I don’t read non-fiction as often as I perhaps should because I always miss fiction when I do that. But non-fiction, and particularly history of something else than wars and battles, always gives me this pleasant feeling of accomplishment.
The Age of Wonder: The Romantic Generation and the Discovery of the Beauty and Terror of Science by Richard Holmes
Find it on: LibraryThing
What it is:
A history of British science in the time of Romanticism, focusing on the biographies and achievements of several great scientists, like William Herschel, Humphry Davy and Joseph Banks. It aims to find connections between Romantic science and Romantic art (mainly poetry).
How I found it:
It was among a batch of historical books I’ve once marked for future reading. But I read non-fiction rarely and it took me a while to get to it.
It is more interesting that it has any business being.
Best things about it:
It reads almost like a novel, focusing on anecdotal details from the lives of the greats of British science, making them human and memorable. I didn’t know about any of them too well and now the facts are vivid in my memory.
Worst things about it:
I feel like the book doesn’t offer a clear enough thesis about the relationship between Romantic thought and its practical applications. The attempts to relate them mostly get limited to quotes from poetry without a more theoretical, maybe even more spiritual analysis of the contemporary ideas and when they do get mentioned (like Vitalism), they are not particularly well explained.
I appreciate the effort put into emphasizing the role of women who participated in the discoveries, or at least William Herschel’s sister, Caroline. It feels like the author felt a particular mission to re-establish her well-earned position.
Despite its length the book didn’t bore me, but I feel it could be shortened and thus become even livelier.
How it enriched my life:
I actually learned a lot about people I only knew vaguely or not at all and gained a clearer idea about various early-19th century scientific discoveries.
I will always appreciate a cover which uses an old engraving, especially with such a whimsical, subtle use of color. This one conveys well the mix of playfulness and academic seriousness, which Holmes manages to create.

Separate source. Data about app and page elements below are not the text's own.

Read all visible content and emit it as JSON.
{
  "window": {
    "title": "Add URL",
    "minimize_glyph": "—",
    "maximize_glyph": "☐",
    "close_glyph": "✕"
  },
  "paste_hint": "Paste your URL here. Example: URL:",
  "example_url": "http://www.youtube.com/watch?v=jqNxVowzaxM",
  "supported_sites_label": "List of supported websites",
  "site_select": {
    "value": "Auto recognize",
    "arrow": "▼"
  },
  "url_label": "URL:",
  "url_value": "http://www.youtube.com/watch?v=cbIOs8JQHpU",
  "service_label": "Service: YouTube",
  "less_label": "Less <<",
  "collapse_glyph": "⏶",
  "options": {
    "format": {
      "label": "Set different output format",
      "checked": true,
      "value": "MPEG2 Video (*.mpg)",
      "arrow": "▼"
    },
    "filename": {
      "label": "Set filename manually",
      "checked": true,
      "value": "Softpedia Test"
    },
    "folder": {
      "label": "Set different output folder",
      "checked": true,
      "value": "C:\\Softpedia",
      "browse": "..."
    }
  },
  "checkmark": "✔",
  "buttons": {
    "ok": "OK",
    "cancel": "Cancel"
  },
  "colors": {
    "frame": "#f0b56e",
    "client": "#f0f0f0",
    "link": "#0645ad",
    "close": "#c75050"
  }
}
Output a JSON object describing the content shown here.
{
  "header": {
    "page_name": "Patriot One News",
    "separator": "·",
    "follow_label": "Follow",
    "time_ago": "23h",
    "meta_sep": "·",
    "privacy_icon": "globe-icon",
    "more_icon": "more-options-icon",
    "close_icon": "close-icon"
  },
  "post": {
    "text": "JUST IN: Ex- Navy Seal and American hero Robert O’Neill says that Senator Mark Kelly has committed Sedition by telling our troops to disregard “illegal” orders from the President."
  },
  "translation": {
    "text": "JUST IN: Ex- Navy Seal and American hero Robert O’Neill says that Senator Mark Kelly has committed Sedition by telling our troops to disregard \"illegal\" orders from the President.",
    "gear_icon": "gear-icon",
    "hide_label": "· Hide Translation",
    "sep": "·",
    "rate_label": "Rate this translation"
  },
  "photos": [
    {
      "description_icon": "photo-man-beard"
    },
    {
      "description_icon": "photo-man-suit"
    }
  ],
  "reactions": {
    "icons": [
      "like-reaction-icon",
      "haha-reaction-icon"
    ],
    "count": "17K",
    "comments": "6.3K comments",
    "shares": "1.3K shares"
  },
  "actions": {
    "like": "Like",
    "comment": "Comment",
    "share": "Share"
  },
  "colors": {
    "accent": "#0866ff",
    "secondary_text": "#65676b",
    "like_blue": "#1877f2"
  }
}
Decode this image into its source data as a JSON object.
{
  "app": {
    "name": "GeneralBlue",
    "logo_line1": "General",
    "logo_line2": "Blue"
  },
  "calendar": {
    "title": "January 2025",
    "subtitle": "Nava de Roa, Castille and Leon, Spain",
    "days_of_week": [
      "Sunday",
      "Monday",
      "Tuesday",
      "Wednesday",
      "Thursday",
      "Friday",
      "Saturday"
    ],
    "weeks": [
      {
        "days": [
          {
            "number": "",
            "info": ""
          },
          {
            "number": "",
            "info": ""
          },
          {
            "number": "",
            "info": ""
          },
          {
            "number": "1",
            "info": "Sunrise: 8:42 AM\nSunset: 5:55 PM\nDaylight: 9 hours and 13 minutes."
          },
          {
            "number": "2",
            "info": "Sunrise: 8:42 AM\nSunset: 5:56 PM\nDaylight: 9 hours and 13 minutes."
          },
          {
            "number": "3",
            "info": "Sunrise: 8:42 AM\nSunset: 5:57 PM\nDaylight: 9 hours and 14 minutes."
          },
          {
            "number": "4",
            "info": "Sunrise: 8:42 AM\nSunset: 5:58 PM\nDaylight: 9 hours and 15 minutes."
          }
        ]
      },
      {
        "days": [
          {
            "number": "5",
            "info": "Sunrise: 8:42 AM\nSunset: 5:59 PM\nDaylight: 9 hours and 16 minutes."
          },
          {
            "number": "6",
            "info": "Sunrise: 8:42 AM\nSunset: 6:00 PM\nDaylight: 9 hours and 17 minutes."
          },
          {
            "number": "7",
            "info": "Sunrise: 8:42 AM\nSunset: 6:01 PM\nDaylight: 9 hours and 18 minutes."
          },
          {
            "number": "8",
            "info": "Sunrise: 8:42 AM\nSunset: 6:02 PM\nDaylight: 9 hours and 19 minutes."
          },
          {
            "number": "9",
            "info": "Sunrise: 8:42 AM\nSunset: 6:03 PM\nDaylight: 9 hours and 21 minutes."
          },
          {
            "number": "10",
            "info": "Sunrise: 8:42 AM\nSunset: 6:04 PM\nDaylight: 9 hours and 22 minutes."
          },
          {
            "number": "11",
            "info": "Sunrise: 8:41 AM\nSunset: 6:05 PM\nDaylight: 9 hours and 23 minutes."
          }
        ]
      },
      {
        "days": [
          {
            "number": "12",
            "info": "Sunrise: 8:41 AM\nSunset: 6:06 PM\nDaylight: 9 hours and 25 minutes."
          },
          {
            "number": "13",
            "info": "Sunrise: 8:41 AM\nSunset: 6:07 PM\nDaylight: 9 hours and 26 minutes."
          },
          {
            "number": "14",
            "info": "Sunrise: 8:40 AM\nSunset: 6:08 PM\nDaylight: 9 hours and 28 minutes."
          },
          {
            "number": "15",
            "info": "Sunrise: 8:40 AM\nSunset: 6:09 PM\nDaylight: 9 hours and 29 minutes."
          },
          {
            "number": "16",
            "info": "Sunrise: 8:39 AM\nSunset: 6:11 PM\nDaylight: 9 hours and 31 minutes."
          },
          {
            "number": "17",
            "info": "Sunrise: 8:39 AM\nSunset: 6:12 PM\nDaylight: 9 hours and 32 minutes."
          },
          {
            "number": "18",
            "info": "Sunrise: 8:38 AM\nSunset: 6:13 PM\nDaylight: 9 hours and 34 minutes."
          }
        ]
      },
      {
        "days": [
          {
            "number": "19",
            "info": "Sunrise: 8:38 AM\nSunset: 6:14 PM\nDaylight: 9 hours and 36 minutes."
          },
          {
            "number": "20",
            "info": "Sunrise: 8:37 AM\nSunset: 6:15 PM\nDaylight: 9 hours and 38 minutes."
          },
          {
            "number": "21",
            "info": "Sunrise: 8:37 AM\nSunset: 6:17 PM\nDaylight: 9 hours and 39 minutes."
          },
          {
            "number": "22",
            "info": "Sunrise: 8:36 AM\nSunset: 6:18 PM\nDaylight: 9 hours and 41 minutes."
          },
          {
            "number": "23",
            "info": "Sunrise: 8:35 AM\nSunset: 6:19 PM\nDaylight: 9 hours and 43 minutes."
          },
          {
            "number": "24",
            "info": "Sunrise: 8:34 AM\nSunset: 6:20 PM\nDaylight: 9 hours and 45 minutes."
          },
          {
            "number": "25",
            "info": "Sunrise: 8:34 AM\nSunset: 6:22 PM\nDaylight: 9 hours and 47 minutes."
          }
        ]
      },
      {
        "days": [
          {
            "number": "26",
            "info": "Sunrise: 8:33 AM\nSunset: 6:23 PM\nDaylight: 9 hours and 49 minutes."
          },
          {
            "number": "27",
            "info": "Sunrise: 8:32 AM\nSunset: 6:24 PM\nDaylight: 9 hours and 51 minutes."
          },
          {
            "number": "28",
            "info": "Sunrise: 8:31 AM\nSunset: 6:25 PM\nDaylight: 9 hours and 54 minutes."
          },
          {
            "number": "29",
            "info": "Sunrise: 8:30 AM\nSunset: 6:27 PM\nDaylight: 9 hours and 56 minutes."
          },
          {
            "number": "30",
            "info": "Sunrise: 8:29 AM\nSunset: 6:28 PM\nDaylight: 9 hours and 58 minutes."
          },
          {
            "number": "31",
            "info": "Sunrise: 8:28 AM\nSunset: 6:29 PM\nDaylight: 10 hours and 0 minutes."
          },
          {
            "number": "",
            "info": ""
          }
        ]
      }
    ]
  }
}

It gave me a desire to read more non-fiction about explorers because I found those the most exciting chapters in the entire book (and explorers never interested me much before).
Science and history buffs who appreciate lively writing.
★ ★ ★ ★ ☆
Next time: Nashville farewell